Although almost all Japanese animation directors are male, more women have been moving into important roles in recent years as producers, writers, musicians and more. Their contributions are affecting the way girls and women are depicted on screen.
O-Ei, in Keiichi Hara’s “Miss Hokusai” (released here in 2016 and now on digital platforms), is based on a real person, the daughter of great printmaker Katsushika Hokusai. Although only a few works can be attributed to her with certainty, O-Ei was an artist in her own right, and many historians believe she assisted her father when his abilities faltered in old age.
Rapunzel in “Tangled” covered the walls of her tower room with paintings, but she shows little interest in art once she escapes. In contrast, O-Ei strides assuredly through 19th-century Edo, confident in her talent and her place in its vibrant artistic culture. She focuses on her drawing and can’t be bothered with the traditional female duties of housekeeping. “When the place gets too dirty, we move,” she says bluntly.

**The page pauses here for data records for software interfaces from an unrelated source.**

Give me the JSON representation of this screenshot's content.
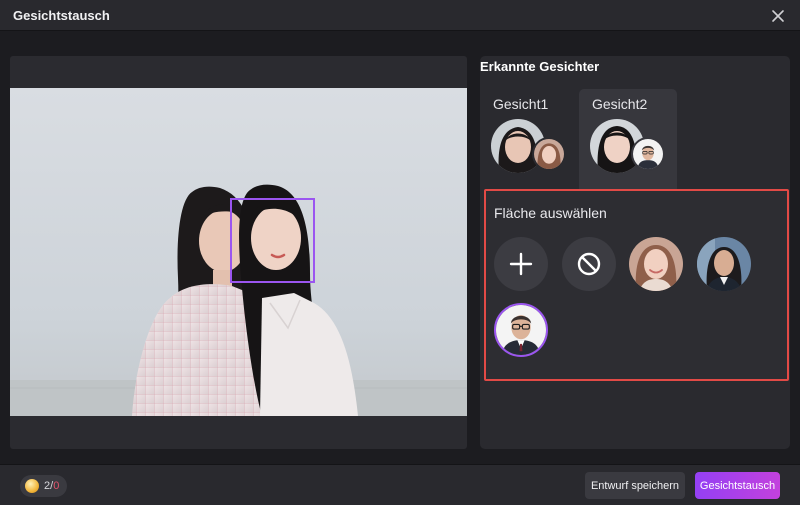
{
  "window": {
    "title": "Gesichtstausch",
    "close_icon": "close-icon"
  },
  "panel": {
    "title": "Erkannte Gesichter",
    "tabs": [
      {
        "label": "Gesicht1",
        "active": false
      },
      {
        "label": "Gesicht2",
        "active": true
      }
    ],
    "select_area": {
      "title": "Fläche auswählen",
      "options": [
        {
          "icon": "plus-icon"
        },
        {
          "icon": "no-entry-icon"
        },
        {
          "icon": "face-thumbnail-woman-smiling"
        },
        {
          "icon": "face-thumbnail-woman-business"
        },
        {
          "icon": "face-thumbnail-man-glasses",
          "selected": true
        }
      ]
    }
  },
  "footer": {
    "credits_used": "2",
    "credits_separator": "/",
    "credits_total": "0",
    "save_draft_label": "Entwurf speichern",
    "swap_label": "Gesichtstausch"
  },
  "colors": {
    "accent_gradient_start": "#9440f4",
    "accent_gradient_end": "#c341dd",
    "highlight_border": "#e24a46",
    "face_box": "#9b55f0"
  }
}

O-Ei reflects the experiences of women in modern Japan who are escaping the sexism of its traditional culture, including the female artists who worked on the film. Hara said via email: “I have no direct experience of O-Ei’s state of mind: I can only guess. But co-producer Keiko Matsushita, actress Anne Watanabe (who provides O-Ei’s voice) and singer-songwriter Ringo Sheena, who are very strong-minded, creative women pursuing their goals with great determination, may have related to O-Ei at a more personal level. The film reflects the love and dedication they put into it.”
This article originally appeared in The New York Times.